The Delta variant is so transmissible that it will be impossible to fully eradicate. Instead, the pandemic will end when the virus goes endemic—that is, when most everyone has some immunity, preferably through vaccination or, alternatively, through infection. The virus will still circulate, but the shield of immunity will blunt its sting for both individuals and societies. Although breakthrough cases will undoubtedly occur, they should be milder. But just ask a long-hauler what a “mild” infection can do.

Without variant-specific boosters, we’re forcing everyone in our society to expose themselves to a greater risk of this debilitating condition.

Finally, variant-specific boosters would allow people to choose their own acceptable level of Covid risk. Breakthrough deaths are rare, sure, but they do happen. We have a technology that will allow people to go through life unafraid of death from Covid, and morality dictates that we make that technology available to our people.

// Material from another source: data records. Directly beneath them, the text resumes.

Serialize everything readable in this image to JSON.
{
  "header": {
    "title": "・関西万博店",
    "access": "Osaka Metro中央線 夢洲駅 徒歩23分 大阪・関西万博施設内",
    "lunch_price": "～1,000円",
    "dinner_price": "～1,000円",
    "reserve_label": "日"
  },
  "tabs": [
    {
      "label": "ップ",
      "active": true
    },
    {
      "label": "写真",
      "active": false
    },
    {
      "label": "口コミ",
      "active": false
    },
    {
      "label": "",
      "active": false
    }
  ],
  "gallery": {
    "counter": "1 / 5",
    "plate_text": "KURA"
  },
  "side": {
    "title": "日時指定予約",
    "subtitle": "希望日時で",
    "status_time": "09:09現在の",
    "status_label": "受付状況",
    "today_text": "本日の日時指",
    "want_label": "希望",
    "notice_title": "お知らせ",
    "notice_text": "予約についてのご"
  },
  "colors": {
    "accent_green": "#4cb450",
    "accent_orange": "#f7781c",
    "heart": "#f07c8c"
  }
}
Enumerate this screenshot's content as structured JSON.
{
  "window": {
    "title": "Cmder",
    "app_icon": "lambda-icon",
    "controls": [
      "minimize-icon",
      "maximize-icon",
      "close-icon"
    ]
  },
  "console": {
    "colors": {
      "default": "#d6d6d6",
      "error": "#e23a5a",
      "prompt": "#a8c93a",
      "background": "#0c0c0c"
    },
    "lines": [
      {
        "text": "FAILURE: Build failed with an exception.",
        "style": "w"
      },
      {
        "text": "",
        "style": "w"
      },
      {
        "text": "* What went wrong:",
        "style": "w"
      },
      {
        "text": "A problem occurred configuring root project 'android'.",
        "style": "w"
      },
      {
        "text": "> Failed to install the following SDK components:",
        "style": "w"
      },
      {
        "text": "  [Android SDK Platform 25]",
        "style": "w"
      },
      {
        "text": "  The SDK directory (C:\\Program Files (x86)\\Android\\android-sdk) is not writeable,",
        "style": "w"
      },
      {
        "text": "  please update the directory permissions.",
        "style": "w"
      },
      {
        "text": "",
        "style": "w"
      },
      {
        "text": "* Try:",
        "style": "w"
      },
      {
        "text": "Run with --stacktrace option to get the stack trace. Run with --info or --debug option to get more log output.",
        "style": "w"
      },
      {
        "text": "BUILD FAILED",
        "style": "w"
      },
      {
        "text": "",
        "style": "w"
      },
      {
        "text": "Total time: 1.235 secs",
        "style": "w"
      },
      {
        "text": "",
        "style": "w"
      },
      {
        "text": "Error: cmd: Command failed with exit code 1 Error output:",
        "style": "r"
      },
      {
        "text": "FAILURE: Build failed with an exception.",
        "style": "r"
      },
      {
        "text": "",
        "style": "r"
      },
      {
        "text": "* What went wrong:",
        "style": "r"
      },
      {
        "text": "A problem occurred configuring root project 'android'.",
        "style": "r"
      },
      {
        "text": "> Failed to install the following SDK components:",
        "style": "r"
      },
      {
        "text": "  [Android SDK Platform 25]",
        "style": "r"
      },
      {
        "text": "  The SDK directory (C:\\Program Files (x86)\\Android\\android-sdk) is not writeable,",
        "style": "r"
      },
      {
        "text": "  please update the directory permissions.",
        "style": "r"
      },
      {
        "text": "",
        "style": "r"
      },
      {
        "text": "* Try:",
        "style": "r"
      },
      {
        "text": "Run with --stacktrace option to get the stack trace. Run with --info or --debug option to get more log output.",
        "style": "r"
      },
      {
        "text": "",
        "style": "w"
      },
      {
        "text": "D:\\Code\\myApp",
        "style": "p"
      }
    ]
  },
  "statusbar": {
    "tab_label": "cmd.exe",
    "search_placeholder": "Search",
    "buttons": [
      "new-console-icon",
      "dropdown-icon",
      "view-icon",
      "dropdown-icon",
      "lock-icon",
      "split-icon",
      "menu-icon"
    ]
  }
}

Preparing for the endemic

The second reason we need variant-specific boosters is that we were always going to need variant-specific boosters. As soon as Covid showed that it could evolve enough to evade vaccines, it became highly likely that we will be dealing with repeated waves of Covid for many decades to come.

And in fact, we already have a model for a virus like this: The flu. The original H1N1 “Spanish” flu rampaged through our society, and then it stopped rampaging. But now we have this thing called “flu season” every year that kills tens of thousands of Americans. The flu mutates too fast for vaccines to quell it entirely (at least until we develop a universal flu vaccine), but we have this thing called a “flu shot” that lots of us get every year, which protects us against the most common currently circulating versions.

In the same way, we’ll have yearly Covid shots. Every year or two, the vaccine companies will use the amazing technology of mRNA to cook up vaccines specific to the latest variant, the FDA will approve them quickly, and lots of people will get these shots.

Why not begin this process right now? By making variant-specific booster shots widely available, the U.S. can begin discovering and demonstrating what life will look like in the age of endemic Covid. That will allow nations all over the world to plan for a future of endemic Covid, both in terms of their vaccine manufacturing capabilities and in terms of their public health policies. And that planning will in turn create economic confidence, because businesses and consumers alike will know what the future looks like.

In other words, the faster we get variant-specific boosters, the faster the whole world gets to the post-pandemic future. Even without the imperative to protect Americans in the short term, that is a compelling moral case for ramping up our industrial capacity and creating variant-specific boosters right now.

So let’s start talking more about variant-specific boosters, instead of largely ignoring them as we’ve been doing so far.